Problem description: Whatever appears in the data below, copy it exactly.

Start of Provided records

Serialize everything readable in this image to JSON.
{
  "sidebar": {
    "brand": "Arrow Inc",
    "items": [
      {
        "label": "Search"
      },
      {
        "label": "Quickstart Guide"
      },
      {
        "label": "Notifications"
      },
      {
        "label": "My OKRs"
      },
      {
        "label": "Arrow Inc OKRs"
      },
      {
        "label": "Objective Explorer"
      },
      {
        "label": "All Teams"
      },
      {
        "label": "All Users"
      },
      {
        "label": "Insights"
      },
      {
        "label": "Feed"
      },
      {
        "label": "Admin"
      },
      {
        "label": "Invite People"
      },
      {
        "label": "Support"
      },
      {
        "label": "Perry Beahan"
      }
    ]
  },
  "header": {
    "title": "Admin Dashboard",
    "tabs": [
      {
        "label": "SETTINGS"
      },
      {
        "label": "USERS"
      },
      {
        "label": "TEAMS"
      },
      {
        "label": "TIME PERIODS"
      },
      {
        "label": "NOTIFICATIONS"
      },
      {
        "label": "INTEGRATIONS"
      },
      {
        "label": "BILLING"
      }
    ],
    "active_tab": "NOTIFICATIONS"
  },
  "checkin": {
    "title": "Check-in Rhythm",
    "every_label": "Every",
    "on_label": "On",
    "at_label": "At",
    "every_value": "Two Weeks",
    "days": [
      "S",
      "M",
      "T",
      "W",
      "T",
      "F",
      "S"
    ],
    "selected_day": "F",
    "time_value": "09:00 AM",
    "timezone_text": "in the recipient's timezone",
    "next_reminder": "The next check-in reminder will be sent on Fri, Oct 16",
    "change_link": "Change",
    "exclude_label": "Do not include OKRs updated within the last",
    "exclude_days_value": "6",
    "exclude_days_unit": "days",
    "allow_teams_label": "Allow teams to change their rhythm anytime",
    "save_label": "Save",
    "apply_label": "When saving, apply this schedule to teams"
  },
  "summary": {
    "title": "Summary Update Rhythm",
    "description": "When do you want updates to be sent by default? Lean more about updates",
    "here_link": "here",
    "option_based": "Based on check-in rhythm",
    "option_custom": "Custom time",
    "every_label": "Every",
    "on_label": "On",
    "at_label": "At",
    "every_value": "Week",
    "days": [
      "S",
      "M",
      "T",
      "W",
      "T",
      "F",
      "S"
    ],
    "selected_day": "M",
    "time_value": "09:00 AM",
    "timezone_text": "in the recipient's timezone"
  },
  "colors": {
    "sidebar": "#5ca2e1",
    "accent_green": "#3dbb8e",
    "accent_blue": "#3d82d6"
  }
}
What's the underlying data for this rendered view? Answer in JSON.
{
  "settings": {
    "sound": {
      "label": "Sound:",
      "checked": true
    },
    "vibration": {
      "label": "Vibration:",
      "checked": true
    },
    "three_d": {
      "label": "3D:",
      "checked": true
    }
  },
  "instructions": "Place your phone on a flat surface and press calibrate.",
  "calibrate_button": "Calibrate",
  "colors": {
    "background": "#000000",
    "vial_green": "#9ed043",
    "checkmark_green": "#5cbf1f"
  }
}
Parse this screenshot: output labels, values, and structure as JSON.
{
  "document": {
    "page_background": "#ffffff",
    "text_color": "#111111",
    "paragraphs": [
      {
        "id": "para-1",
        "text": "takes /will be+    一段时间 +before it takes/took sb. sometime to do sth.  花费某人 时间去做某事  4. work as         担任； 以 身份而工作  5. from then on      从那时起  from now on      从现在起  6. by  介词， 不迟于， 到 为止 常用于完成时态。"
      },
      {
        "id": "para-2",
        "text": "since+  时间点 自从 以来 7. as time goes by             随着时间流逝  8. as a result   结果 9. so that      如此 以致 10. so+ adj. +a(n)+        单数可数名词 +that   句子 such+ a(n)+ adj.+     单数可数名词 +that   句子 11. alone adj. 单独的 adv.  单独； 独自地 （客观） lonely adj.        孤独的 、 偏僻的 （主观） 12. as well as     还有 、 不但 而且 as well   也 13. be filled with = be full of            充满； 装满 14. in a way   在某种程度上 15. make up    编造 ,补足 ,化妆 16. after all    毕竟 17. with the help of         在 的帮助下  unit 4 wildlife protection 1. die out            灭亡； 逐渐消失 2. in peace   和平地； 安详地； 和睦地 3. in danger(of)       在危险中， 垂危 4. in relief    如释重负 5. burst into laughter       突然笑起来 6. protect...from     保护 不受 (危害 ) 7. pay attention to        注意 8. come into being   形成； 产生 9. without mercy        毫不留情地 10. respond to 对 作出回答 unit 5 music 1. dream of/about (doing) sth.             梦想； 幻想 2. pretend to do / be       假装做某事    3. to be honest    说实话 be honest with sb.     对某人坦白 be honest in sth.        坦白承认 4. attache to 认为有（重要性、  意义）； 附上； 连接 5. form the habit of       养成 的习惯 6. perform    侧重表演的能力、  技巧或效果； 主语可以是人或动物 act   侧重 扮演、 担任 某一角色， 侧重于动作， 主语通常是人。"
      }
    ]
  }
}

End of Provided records

Your solution:
Serialize everything readable in this image to JSON.
{
  "sidebar": {
    "brand": "Arrow Inc",
    "items": [
      {
        "label": "Search"
      },
      {
        "label": "Quickstart Guide"
      },
      {
        "label": "Notifications"
      },
      {
        "label": "My OKRs"
      },
      {
        "label": "Arrow Inc OKRs"
      },
      {
        "label": "Objective Explorer"
      },
      {
        "label": "All Teams"
      },
      {
        "label": "All Users"
      },
      {
        "label": "Insights"
      },
      {
        "label": "Feed"
      },
      {
        "label": "Admin"
      },
      {
        "label": "Invite People"
      },
      {
        "label": "Support"
      },
      {
        "label": "Perry Beahan"
      }
    ]
  },
  "header": {
    "title": "Admin Dashboard",
    "tabs": [
      {
        "label": "SETTINGS"
      },
      {
        "label": "USERS"
      },
      {
        "label": "TEAMS"
      },
      {
        "label": "TIME PERIODS"
      },
      {
        "label": "NOTIFICATIONS"
      },
      {
        "label": "INTEGRATIONS"
      },
      {
        "label": "BILLING"
      }
    ],
    "active_tab": "NOTIFICATIONS"
  },
  "checkin": {
    "title": "Check-in Rhythm",
    "every_label": "Every",
    "on_label": "On",
    "at_label": "At",
    "every_value": "Two Weeks",
    "days": [
      "S",
      "M",
      "T",
      "W",
      "T",
      "F",
      "S"
    ],
    "selected_day": "F",
    "time_value": "09:00 AM",
    "timezone_text": "in the recipient's timezone",
    "next_reminder": "The next check-in reminder will be sent on Fri, Oct 16",
    "change_link": "Change",
    "exclude_label": "Do not include OKRs updated within the last",
    "exclude_days_value": "6",
    "exclude_days_unit": "days",
    "allow_teams_label": "Allow teams to change their rhythm anytime",
    "save_label": "Save",
    "apply_label": "When saving, apply this schedule to teams"
  },
  "summary": {
    "title": "Summary Update Rhythm",
    "description": "When do you want updates to be sent by default? Lean more about updates",
    "here_link": "here",
    "option_based": "Based on check-in rhythm",
    "option_custom": "Custom time",
    "every_label": "Every",
    "on_label": "On",
    "at_label": "At",
    "every_value": "Week",
    "days": [
      "S",
      "M",
      "T",
      "W",
      "T",
      "F",
      "S"
    ],
    "selected_day": "M",
    "time_value": "09:00 AM",
    "timezone_text": "in the recipient's timezone"
  },
  "colors": {
    "sidebar": "#5ca2e1",
    "accent_green": "#3dbb8e",
    "accent_blue": "#3d82d6"
  }
}
What's the underlying data for this rendered view? Answer in JSON.
{
  "settings": {
    "sound": {
      "label": "Sound:",
      "checked": true
    },
    "vibration": {
      "label": "Vibration:",
      "checked": true
    },
    "three_d": {
      "label": "3D:",
      "checked": true
    }
  },
  "instructions": "Place your phone on a flat surface and press calibrate.",
  "calibrate_button": "Calibrate",
  "colors": {
    "background": "#000000",
    "vial_green": "#9ed043",
    "checkmark_green": "#5cbf1f"
  }
}
Parse this screenshot: output labels, values, and structure as JSON.
{
  "document": {
    "page_background": "#ffffff",
    "text_color": "#111111",
    "paragraphs": [
      {
        "id": "para-1",
        "text": "takes /will be+    一段时间 +before it takes/took sb. sometime to do sth.  花费某人 时间去做某事  4. work as         担任； 以 身份而工作  5. from then on      从那时起  from now on      从现在起  6. by  介词， 不迟于， 到 为止 常用于完成时态。"
      },
      {
        "id": "para-2",
        "text": "since+  时间点 自从 以来 7. as time goes by             随着时间流逝  8. as a result   结果 9. so that      如此 以致 10. so+ adj. +a(n)+        单数可数名词 +that   句子 such+ a(n)+ adj.+     单数可数名词 +that   句子 11. alone adj. 单独的 adv.  单独； 独自地 （客观） lonely adj.        孤独的 、 偏僻的 （主观） 12. as well as     还有 、 不但 而且 as well   也 13. be filled with = be full of            充满； 装满 14. in a way   在某种程度上 15. make up    编造 ,补足 ,化妆 16. after all    毕竟 17. with the help of         在 的帮助下  unit 4 wildlife protection 1. die out            灭亡； 逐渐消失 2. in peace   和平地； 安详地； 和睦地 3. in danger(of)       在危险中， 垂危 4. in relief    如释重负 5. burst into laughter       突然笑起来 6. protect...from     保护 不受 (危害 ) 7. pay attention to        注意 8. come into being   形成； 产生 9. without mercy        毫不留情地 10. respond to 对 作出回答 unit 5 music 1. dream of/about (doing) sth.             梦想； 幻想 2. pretend to do / be       假装做某事    3. to be honest    说实话 be honest with sb.     对某人坦白 be honest in sth.        坦白承认 4. attache to 认为有（重要性、  意义）； 附上； 连接 5. form the habit of       养成 的习惯 6. perform    侧重表演的能力、  技巧或效果； 主语可以是人或动物 act   侧重 扮演、 担任 某一角色， 侧重于动作， 主语通常是人。"
      }
    ]
  }
}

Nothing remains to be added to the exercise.